Said Lazarow, “The technology really responds to the key needs of refrigeration OEMs, contractors, and service technicians who supply and work with condensing units. Emerson Climate is committed to product enhancements which save time, simplify service accuracy and quality, reduce warranty costs, and ultimately save operators money on their service bills — while also increasing the likelihood the equipment will successfully meet its life expectancy. “
He traced the evolution of the product back to “Emerson Climate’s acquisition of Dixell in 2009, which brought creative teams of people together to share new ideas of how electronics could be applied in innovative ways to refrigeration systems. Second, the applied costs of electronics have continued to come down to where there are now more competitive solutions, along with value-added features which can economically be integrated into the platform.”
The Danfoss ERC was first announced at the International Air-Conditioning, Heating, and Refrigeration Expo in Las Vegas earlier this year and described in more detail in one of Danfoss Solutions publications.
Said Eggart, “The ERC has two programming options. The control parameters can be accessed from the buttons on the front panel, or, for volume production, a Danfoss programming tool can be used. With the Danfoss programming tool, the control can be quickly set to the exact parameters needed for the specific requirements of the cabinets being produced.
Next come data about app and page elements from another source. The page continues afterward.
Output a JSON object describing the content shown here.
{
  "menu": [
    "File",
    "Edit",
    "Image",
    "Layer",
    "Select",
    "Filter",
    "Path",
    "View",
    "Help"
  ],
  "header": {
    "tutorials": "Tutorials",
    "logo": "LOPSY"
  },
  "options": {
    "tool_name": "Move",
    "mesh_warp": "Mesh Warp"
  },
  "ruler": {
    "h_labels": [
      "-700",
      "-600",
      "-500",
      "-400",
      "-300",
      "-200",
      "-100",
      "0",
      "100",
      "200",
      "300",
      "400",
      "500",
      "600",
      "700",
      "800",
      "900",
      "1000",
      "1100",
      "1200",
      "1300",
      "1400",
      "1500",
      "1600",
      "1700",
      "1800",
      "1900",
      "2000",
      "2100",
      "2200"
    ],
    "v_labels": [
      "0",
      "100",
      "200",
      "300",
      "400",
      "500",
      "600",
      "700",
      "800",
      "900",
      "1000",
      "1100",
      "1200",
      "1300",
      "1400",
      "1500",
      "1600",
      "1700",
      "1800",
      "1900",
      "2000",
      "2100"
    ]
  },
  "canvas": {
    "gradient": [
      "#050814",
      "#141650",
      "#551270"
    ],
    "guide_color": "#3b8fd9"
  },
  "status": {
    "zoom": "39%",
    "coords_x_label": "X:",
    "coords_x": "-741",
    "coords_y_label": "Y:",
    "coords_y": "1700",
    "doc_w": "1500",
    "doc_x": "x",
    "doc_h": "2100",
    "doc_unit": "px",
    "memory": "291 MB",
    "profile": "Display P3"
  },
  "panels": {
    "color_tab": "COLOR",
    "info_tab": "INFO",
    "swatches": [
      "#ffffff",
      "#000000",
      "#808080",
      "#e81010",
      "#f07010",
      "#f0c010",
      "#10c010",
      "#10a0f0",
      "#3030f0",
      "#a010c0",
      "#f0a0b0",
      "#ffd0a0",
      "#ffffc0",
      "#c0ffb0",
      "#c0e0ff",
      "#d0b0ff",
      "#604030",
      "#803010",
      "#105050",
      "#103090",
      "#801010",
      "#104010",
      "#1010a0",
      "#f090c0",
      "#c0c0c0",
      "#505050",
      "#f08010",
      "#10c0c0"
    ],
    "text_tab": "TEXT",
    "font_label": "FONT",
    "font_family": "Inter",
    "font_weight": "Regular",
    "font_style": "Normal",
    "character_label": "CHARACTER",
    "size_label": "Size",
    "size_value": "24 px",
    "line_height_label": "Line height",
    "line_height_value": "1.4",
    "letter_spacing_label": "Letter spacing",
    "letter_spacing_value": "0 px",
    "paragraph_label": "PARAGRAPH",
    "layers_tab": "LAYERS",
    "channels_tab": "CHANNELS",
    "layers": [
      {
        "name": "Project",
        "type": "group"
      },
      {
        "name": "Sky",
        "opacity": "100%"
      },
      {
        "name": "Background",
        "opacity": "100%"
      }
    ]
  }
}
“With the ERC we implemented features such as a switching-mode power supply that is able to operate on a wide range input voltage. For our customers, this takes the worry out of maintaining parts for 115vac or 220vac. With the ERC’s switching-mode power supply, the same control is used for 115vac or 220vac making inventory management much easier. New features such as ambient light sensors, motion sensors, and condenser sensors can be used to bring a new level of
efficiency and control to refrigerated equipment.”
KE2 Therm said its KE2 evap controller “reduces defrost by up to 86 percent and provides up to 20 percent energy savings over existing technology. Additionally, it eliminates the need for a separate defrost time clock, room thermostat, and defrost termination device.”
Said Kavanagh, “This technology measures system efficiency to provide system control instead of relying on a time-based component to manage the performance of the evaporator coil. With fewer defrosts, less heat is added to the refrigerated space, resulting in reduced compressor runtime and decreasing the wear on the entire system. Additionally, during defrost the controller manages the defrost heaters to save energy and reduce the fogging effect experienced with typical systems. For service technicians, as a standard offering, is the ability to communicate locally or globally via a simple Ethernet connection, with no proprietary software required. Technicians can view system status, change set points, and receive/respond to and clear alarms from any computer or smart phone.”
The manufacturers said the learning curve for installation does not have to be long.
“Over the last decade technicians have become far more technically savvy as electronics are incorporated in much of the commercial equipment they service day to day,” said Danfoss’ Eggart. “A change from an electromechanical thermostat and defrost timer would require some basic rewiring, but it’s not an overly difficult task. The ERC control programming menu was designed to be very intuitive, so programming is a fairly easy task.”
KE2 Therm’s Kavanagh said, “Technicians that are installing the KE2 Evap are surprised at how easy it is to install. After a few installations, some contractors are starting to carry it as truck stock.”
Said Emerson’s Lazarow, “The time to learn it is very short. We’ve found it takes about five to 10 minutes to explain and run through the basics. After a couple of times setting and adjusting pressures, it takes under a minute for just about anyone to operate, so it becomes a big timer-saver very quickly.”
Publication date: 10/03/2011